Ahhhh... Black Friday! That unofficial, in fact no where near a real holiday, holiday, that we look forward to every year! Alan and I have been getting up early to go out on Black Friday and watch people for years, in fact we weren't even a couple the first time we decided to do it. We were just two good friends who enjoyed watching people go crazy at the malls. We have seen a lot of strange things over the years, and even participated a little ourselves, but mostly we watch others in their quests for the perfect bargain gifts.

Mike said...

Anyway, no, I don't go shopping on Black Friday. I don't like shopping on a normal day; there is no way I'm going when the stores are bursting with people. I don't like crowds, have I mentioned that before?

Florinda said...

For years, I have said that the only store I want to go to on the day after Thanksgiving is the grocery store - which, for the record, I will avoid like the plague on the day before Thanksgiving. Sometimes I do end up at a big-box or discount store on Black Friday - I'll usually still need to make my normal weekly Target run - but I keep my distance from shopping malls. Ever since the year I went to Lenscrafters to pick up a pair of glasses without even thinking about what day it was - and it took me over half an hour to get out of the parking lot - I stay away from malls as much as possible for the entire weekend after Thanksgiving.

That's it for now! Busy as I'm sure you are, I hope you'll take the time to participate this week. Write about up the assignment in your blog or journal, and include a link back here. Then leave a link to your entry in the comments below. Please don't forget your links! I'll be back in a week to highlight the results.

A reminder: I'm still running low on ideas here, so I need your input. What would you like to see as a Weekend Assignment topic? Email me your suggestions (mavarin at aol.com). If I use your topic you'll get full credit and my undying thanks.

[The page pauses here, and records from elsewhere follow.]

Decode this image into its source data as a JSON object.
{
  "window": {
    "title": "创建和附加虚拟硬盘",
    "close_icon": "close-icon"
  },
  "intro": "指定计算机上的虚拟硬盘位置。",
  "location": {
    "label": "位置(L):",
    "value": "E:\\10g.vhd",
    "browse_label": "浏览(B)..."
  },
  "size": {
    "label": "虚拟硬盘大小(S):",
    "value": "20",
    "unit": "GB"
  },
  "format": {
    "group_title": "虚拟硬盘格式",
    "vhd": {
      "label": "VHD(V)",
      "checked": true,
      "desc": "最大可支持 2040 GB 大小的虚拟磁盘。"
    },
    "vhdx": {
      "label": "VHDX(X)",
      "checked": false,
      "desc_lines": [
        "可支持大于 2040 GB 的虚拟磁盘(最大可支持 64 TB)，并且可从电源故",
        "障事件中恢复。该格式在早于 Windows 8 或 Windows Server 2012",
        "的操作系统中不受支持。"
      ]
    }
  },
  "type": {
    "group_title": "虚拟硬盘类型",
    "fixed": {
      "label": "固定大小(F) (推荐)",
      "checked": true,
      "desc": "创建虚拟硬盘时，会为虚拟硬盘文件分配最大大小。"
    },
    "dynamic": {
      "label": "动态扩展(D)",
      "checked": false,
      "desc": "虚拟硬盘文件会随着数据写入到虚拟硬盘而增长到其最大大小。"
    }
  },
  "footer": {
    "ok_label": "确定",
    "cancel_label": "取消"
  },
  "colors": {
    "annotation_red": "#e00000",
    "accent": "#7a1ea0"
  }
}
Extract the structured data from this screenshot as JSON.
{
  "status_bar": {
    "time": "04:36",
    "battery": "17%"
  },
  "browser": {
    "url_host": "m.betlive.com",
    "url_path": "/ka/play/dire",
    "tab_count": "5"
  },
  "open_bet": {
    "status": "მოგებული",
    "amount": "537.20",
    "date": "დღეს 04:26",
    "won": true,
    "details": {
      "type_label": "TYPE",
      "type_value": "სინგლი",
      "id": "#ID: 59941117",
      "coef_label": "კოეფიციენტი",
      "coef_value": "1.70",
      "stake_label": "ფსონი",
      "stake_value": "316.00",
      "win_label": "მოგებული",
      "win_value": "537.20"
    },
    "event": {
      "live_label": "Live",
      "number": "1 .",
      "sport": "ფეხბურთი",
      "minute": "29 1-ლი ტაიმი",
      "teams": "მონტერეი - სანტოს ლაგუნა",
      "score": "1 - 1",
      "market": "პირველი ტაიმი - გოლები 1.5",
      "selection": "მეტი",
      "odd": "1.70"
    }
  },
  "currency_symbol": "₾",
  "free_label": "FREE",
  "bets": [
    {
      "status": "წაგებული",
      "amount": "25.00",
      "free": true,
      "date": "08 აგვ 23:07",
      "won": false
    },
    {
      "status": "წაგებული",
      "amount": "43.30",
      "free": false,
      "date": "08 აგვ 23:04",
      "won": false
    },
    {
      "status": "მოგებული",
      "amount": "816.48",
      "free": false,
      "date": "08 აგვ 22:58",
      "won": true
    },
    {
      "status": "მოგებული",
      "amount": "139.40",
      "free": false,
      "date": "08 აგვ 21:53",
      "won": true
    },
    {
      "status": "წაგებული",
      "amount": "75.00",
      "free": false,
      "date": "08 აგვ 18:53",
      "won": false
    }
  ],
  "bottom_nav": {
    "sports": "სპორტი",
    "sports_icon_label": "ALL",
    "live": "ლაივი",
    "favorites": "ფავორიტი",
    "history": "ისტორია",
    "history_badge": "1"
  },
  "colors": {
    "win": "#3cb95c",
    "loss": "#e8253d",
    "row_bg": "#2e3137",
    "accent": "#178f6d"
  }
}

Karen

5 comments:

barrettmanor said...

Here you go:
http://www.barrettmanor.com/julie/archive.aspx?ID=2384

Martha said...

I sure hope I have time to play along on this week's assignment - I have lots of good stuff to share!

I can't believe you have the aluminum tree with the light color changing thingie! My Grandmother had that same set up, I thought it was the best thing ever when I was a kid - you brought back some very fond memories for me.

I love your stocking tradition! I think I'll add that to our family traditions this year! :-)

Susan said...
This comment has been removed by a blog administrator.
Florinda said...

This was a nice companion post to my "holiday songs" list yesterday - my Weekend Assignment is up, complete with a dog picture.

Mike said...

My post on traditions, if you want to call them that, is up.